To do
Search each line of the data for the word "break"; copy every line where it is found.

Available records
------------
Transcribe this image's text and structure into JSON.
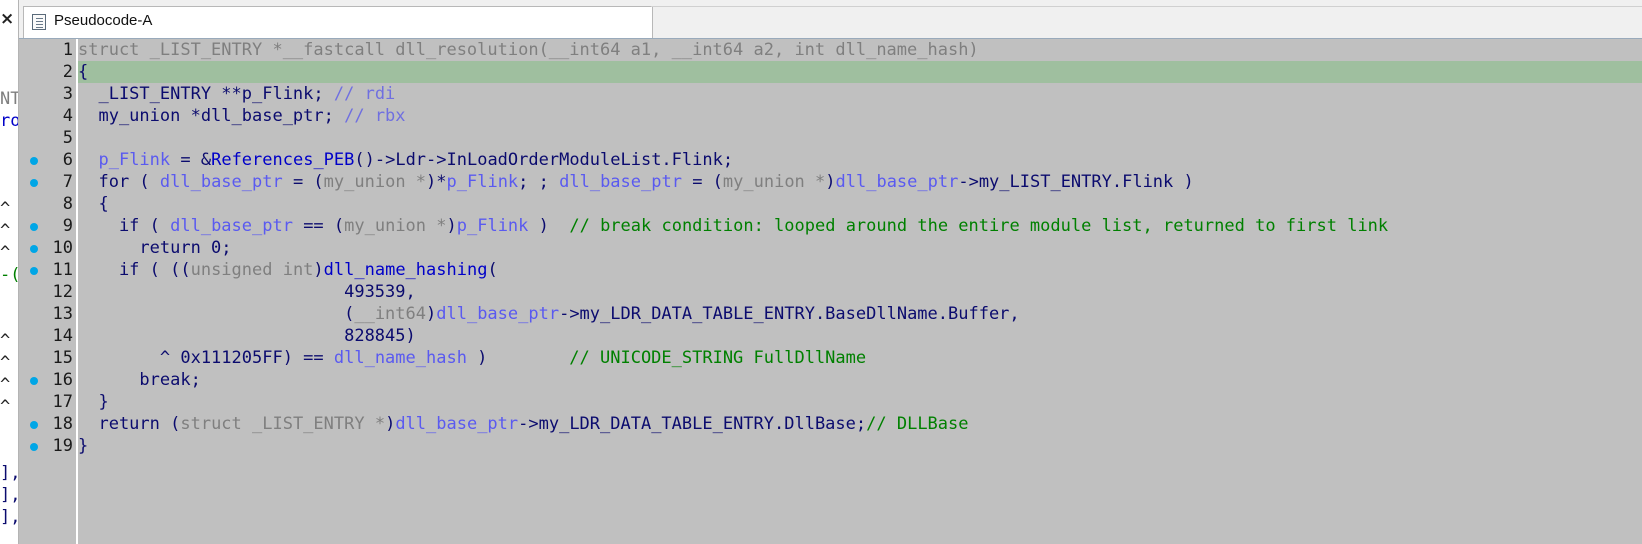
{
  "window": {
    "tab_title": "Pseudocode-A",
    "close_glyph": "×"
  },
  "left_pane": {
    "fragments": [
      {
        "row": 4,
        "text": "NT",
        "color": "#7f7f7f"
      },
      {
        "row": 5,
        "text": "ro",
        "color": "#0000c8"
      },
      {
        "row": 9,
        "text": "^",
        "color": "#222222"
      },
      {
        "row": 10,
        "text": "^",
        "color": "#222222"
      },
      {
        "row": 11,
        "text": "^",
        "color": "#222222"
      },
      {
        "row": 12,
        "text": "-(",
        "color": "#008000"
      },
      {
        "row": 15,
        "text": "^",
        "color": "#222222"
      },
      {
        "row": 16,
        "text": "^",
        "color": "#222222"
      },
      {
        "row": 17,
        "text": "^",
        "color": "#222222"
      },
      {
        "row": 18,
        "text": "^",
        "color": "#222222"
      },
      {
        "row": 21,
        "text": "],",
        "color": "#0b0b6e"
      },
      {
        "row": 22,
        "text": "],",
        "color": "#0b0b6e"
      },
      {
        "row": 23,
        "text": "],",
        "color": "#0b0b6e"
      }
    ]
  },
  "code": {
    "highlighted_line": 2,
    "lines": [
      {
        "n": "1",
        "dot": false,
        "tokens": [
          {
            "t": "struct _LIST_ENTRY *__fastcall dll_resolution(__int64 a1, __int64 a2, int dll_name_hash)",
            "c": "gray"
          }
        ]
      },
      {
        "n": "2",
        "dot": false,
        "tokens": [
          {
            "t": "{",
            "c": "dark"
          }
        ]
      },
      {
        "n": "3",
        "dot": false,
        "tokens": [
          {
            "t": "  _LIST_ENTRY **p_Flink; ",
            "c": "dark"
          },
          {
            "t": "// rdi",
            "c": "cmt2"
          }
        ]
      },
      {
        "n": "4",
        "dot": false,
        "tokens": [
          {
            "t": "  my_union *dll_base_ptr; ",
            "c": "dark"
          },
          {
            "t": "// rbx",
            "c": "cmt2"
          }
        ]
      },
      {
        "n": "5",
        "dot": false,
        "tokens": []
      },
      {
        "n": "6",
        "dot": true,
        "tokens": [
          {
            "t": "  ",
            "c": "dark"
          },
          {
            "t": "p_Flink",
            "c": "var"
          },
          {
            "t": " = &",
            "c": "dark"
          },
          {
            "t": "References_PEB",
            "c": "fn"
          },
          {
            "t": "()->Ldr->InLoadOrderModuleList.Flink;",
            "c": "dark"
          }
        ]
      },
      {
        "n": "7",
        "dot": true,
        "tokens": [
          {
            "t": "  for ( ",
            "c": "dark"
          },
          {
            "t": "dll_base_ptr",
            "c": "var"
          },
          {
            "t": " = (",
            "c": "dark"
          },
          {
            "t": "my_union *",
            "c": "gray"
          },
          {
            "t": ")*",
            "c": "dark"
          },
          {
            "t": "p_Flink",
            "c": "var"
          },
          {
            "t": "; ; ",
            "c": "dark"
          },
          {
            "t": "dll_base_ptr",
            "c": "var"
          },
          {
            "t": " = (",
            "c": "dark"
          },
          {
            "t": "my_union *",
            "c": "gray"
          },
          {
            "t": ")",
            "c": "dark"
          },
          {
            "t": "dll_base_ptr",
            "c": "var"
          },
          {
            "t": "->my_LIST_ENTRY.Flink )",
            "c": "dark"
          }
        ]
      },
      {
        "n": "8",
        "dot": false,
        "tokens": [
          {
            "t": "  {",
            "c": "dark"
          }
        ]
      },
      {
        "n": "9",
        "dot": true,
        "tokens": [
          {
            "t": "    if ( ",
            "c": "dark"
          },
          {
            "t": "dll_base_ptr",
            "c": "var"
          },
          {
            "t": " == (",
            "c": "dark"
          },
          {
            "t": "my_union *",
            "c": "gray"
          },
          {
            "t": ")",
            "c": "dark"
          },
          {
            "t": "p_Flink",
            "c": "var"
          },
          {
            "t": " )  ",
            "c": "dark"
          },
          {
            "t": "// break condition: looped around the entire module list, returned to first link",
            "c": "cmt"
          }
        ]
      },
      {
        "n": "10",
        "dot": true,
        "tokens": [
          {
            "t": "      return 0;",
            "c": "dark"
          }
        ]
      },
      {
        "n": "11",
        "dot": true,
        "tokens": [
          {
            "t": "    if ( ((",
            "c": "dark"
          },
          {
            "t": "unsigned int",
            "c": "gray"
          },
          {
            "t": ")",
            "c": "dark"
          },
          {
            "t": "dll_name_hashing",
            "c": "fn"
          },
          {
            "t": "(",
            "c": "dark"
          }
        ]
      },
      {
        "n": "12",
        "dot": false,
        "tokens": [
          {
            "t": "                          493539,",
            "c": "dark"
          }
        ]
      },
      {
        "n": "13",
        "dot": false,
        "tokens": [
          {
            "t": "                          (",
            "c": "dark"
          },
          {
            "t": "__int64",
            "c": "gray"
          },
          {
            "t": ")",
            "c": "dark"
          },
          {
            "t": "dll_base_ptr",
            "c": "var"
          },
          {
            "t": "->my_LDR_DATA_TABLE_ENTRY.BaseDllName.Buffer,",
            "c": "dark"
          }
        ]
      },
      {
        "n": "14",
        "dot": false,
        "tokens": [
          {
            "t": "                          828845)",
            "c": "dark"
          }
        ]
      },
      {
        "n": "15",
        "dot": false,
        "tokens": [
          {
            "t": "        ^ 0x111205FF) == ",
            "c": "dark"
          },
          {
            "t": "dll_name_hash",
            "c": "var"
          },
          {
            "t": " )        ",
            "c": "dark"
          },
          {
            "t": "// UNICODE_STRING FullDllName",
            "c": "cmt"
          }
        ]
      },
      {
        "n": "16",
        "dot": true,
        "tokens": [
          {
            "t": "      break;",
            "c": "dark"
          }
        ]
      },
      {
        "n": "17",
        "dot": false,
        "tokens": [
          {
            "t": "  }",
            "c": "dark"
          }
        ]
      },
      {
        "n": "18",
        "dot": true,
        "tokens": [
          {
            "t": "  return (",
            "c": "dark"
          },
          {
            "t": "struct _LIST_ENTRY *",
            "c": "gray"
          },
          {
            "t": ")",
            "c": "dark"
          },
          {
            "t": "dll_base_ptr",
            "c": "var"
          },
          {
            "t": "->my_LDR_DATA_TABLE_ENTRY.DllBase;",
            "c": "dark"
          },
          {
            "t": "// DLLBase",
            "c": "cmt"
          }
        ]
      },
      {
        "n": "19",
        "dot": true,
        "tokens": [
          {
            "t": "}",
            "c": "dark"
          }
        ]
      }
    ]
  }
}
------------
Problem solution
            "t": "// break condition: looped around the entire module list, returned to first link",
            "t": "      break;",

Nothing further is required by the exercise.